In recognition of his work helping Aboriginal youth and battling racism, Goodes was named "Australian of the Year" in January, the same month he turned 34.
"It's a very humbling experience," he says. "It's been an amazing platform for me this year to talk about things I'm passionate about -- like eliminating domestic violence and trying to get recognition in the constitution for Aboriginal people.
"It was quite dumbfounding for me to find out that we weren't part of (Australia's) constitution -- this is a document that's over 112 years old that doesn't recognize its first people."
When European settlers came to Australia in the 1800s, they took land from the indigenous people and forced the nomadic tribes to accept new ways of living, often splitting up families under a government policy of "assimilation" -- as highlighted in the acclaimed 2002 film "Rabbit Proof Fence."
Australian politicians have since apologized for the past mistreatment, but Aborigines remain disadvantaged socially and economically compared with the overall population.
Goodes, like many modern Aborigines, is from a mixed-race family, with a father of British descent.
Born in South Australia, his tribal name is Adnyamathanha -- the people who live in the Flinders Ranges, the largest in Australia. His place of birth (Wallaroo, on the York Peninsular near Adelaide, first settled by Europeans in 1836) means he is also Narungga.
"Growing up, I didn't know what it meant to be Aboriginal," Goodes recalls. "My mum was taken away from her family when she was five years old and we weren't really taught anything about what it meant to be Aboriginal -- no language, no culture, no ceremonies, no nothing.
"What we did know was where we came from, and that was Adnyamathanha and Narungga, so I've had to do a lot of that journey, to find out information about that, in the last 10 years.
"So for us, growing up, we just thought we were just like any other normal family. We didn't really see ourselves as mixed race. I copped stuff from people at school because of the different color and whatnot, but I had good support that helped me get through those tough times."
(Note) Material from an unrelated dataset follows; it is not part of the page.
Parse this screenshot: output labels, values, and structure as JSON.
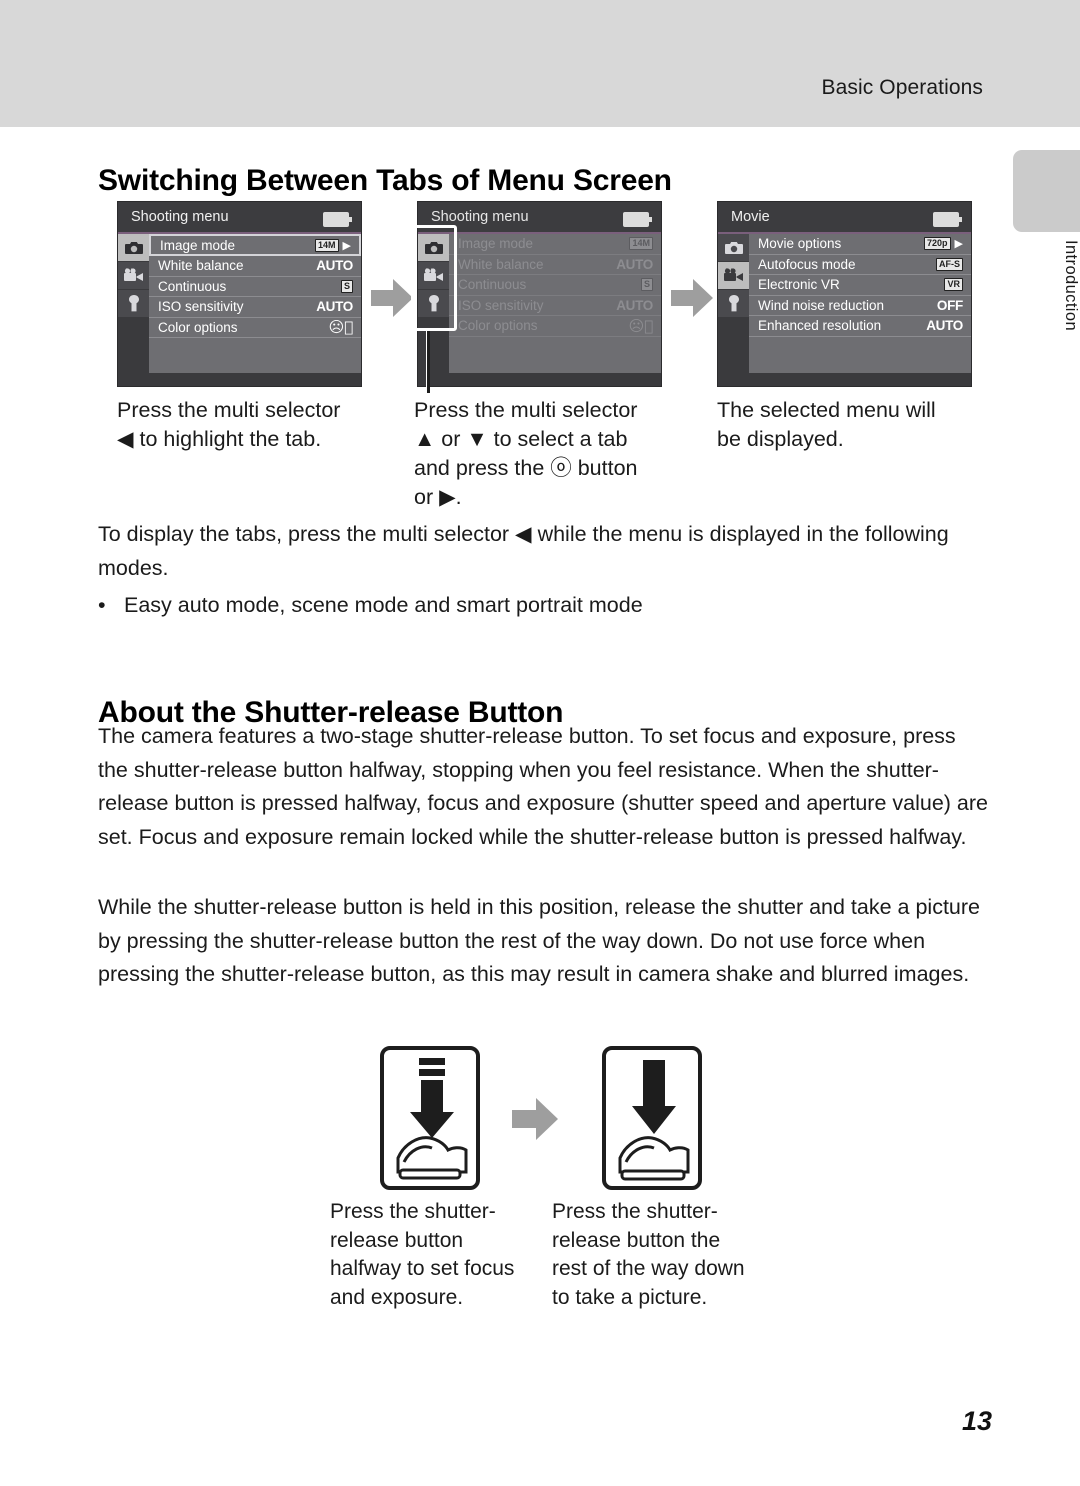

His parents separated when he was young, and he moved state to Victoria with his mother in his early teens, and they settled in another small country town.
Up until that stage, Goodes was a big fan of basketball star Michael Jordan, while his own talents were in soccer.
However, there were no teams in his new hometown -- so his mum suggested having a go at AFL.
"I was very athletic, so the running part of it was good," he says. "Grabbing the ball was quite difficult because it could bounce everywhere, but I was able to pick that up pretty easily."
The main premise of AFL is simple: kick the oval-shaped ball between the two central posts to score maximum points; if it goes through the two outside posts, the score is lower.